There is a tradition of state pin trading during the contest. Our Georgia state coordinators, Kevin Shirley and Laura McCarty gave us GEORGIA HISTORY pins to trade, the goal being to acquire all the other states as well as country affiliates such as China, Korea, Guam, etc. This is a good way to meet other people and to strike up conversations with complete strangers. Negotiation is another skill learned on how to trade what pins you have for what pins you want.
So, on Sunday, traveling to the University of Maryland for the opening ceremony, pins in hand I set out to find my fellow Georgians and begin my pin quest. After trading pins I go back to my motel to practice. Monday is the Junior Division competition day. This is a good day for those in the Senior Division to go sight seeing around Washington, DC and to put the finishing touches on their projects and get some more rehearsal time in before the big dance on Monday night. The student dance is always a lot of fun and very loud! Tuesday is competition day for all the categories in the Senior divisions. This is my competition day and even thought it didn’t go as planned, I’m glad I got to work though it and compete. Wednesday is judging for the finals of the Senior division. I watched the performances and looked at the exhibits. On Wednesday night, the National Museum of American History stayed open late just for the students attending National History Day to browse the museum and look at the students exhibits of NHD. The last day is the awards ceremony, it starts with the Affiliate Parade and it is like a giant party. Everyone is relieved that the competition is over and excited to learn who is going to win in each category. These proceedings were streamed live over the History Channel, so our supporters at home and everywhere else can watch.

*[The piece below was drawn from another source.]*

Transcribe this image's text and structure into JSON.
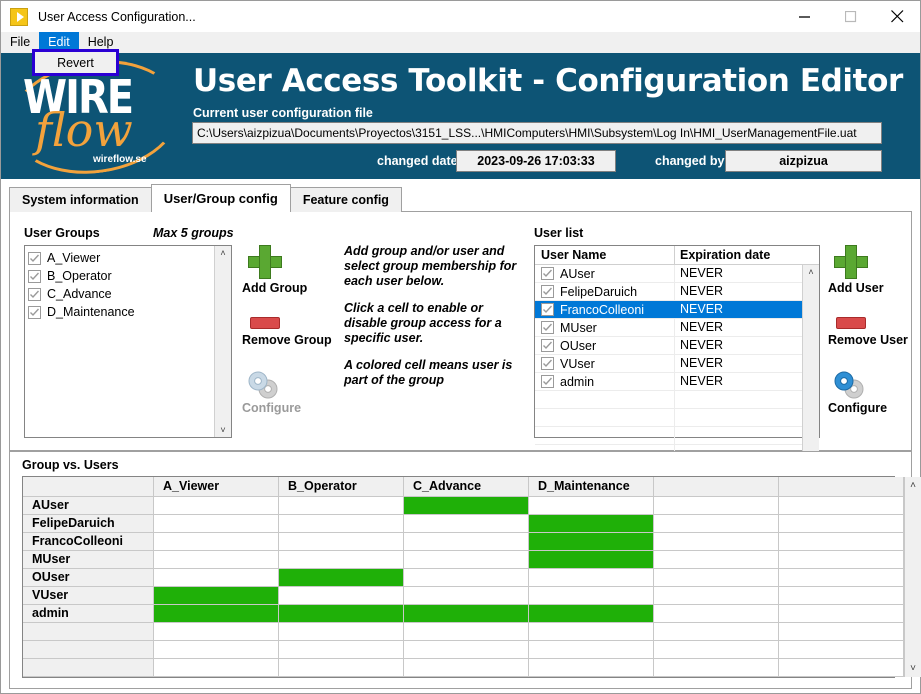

While I didn’t win any major awards, I did get a ribbon from the Library of Congress website: Chronicling America for using their website in my bibliography citations and I won a special award nominated by the Georgia Humanities Council from The National Maritime Historical Society- Excellence in a Project on Maritime History Award.
National History Day is obviously not just about a single day. This was a project that I had to develop over the school year. But it’s not just about a single project either. The learning process involved from taking an idea, researching information at great lengths and taking that information and presenting it to others to learn about the subject is a valuable skill that will last me throughout my life. Meeting archivists, librarians, scientists, researchers and other students has given me a sense of accomplishment and a feeling of camaraderie that makes me want to become a lifelong learner.
MARBL is a supporter of National History Day in Georgia, and hosts a “Research Round-Up” annually in October for students who are interested in utilizing our collections. Keep an eye out for details about this year’s Round-Up on marbl.library.emory.edu. For more information on National History Day in Georgia, see ga.nhd.org.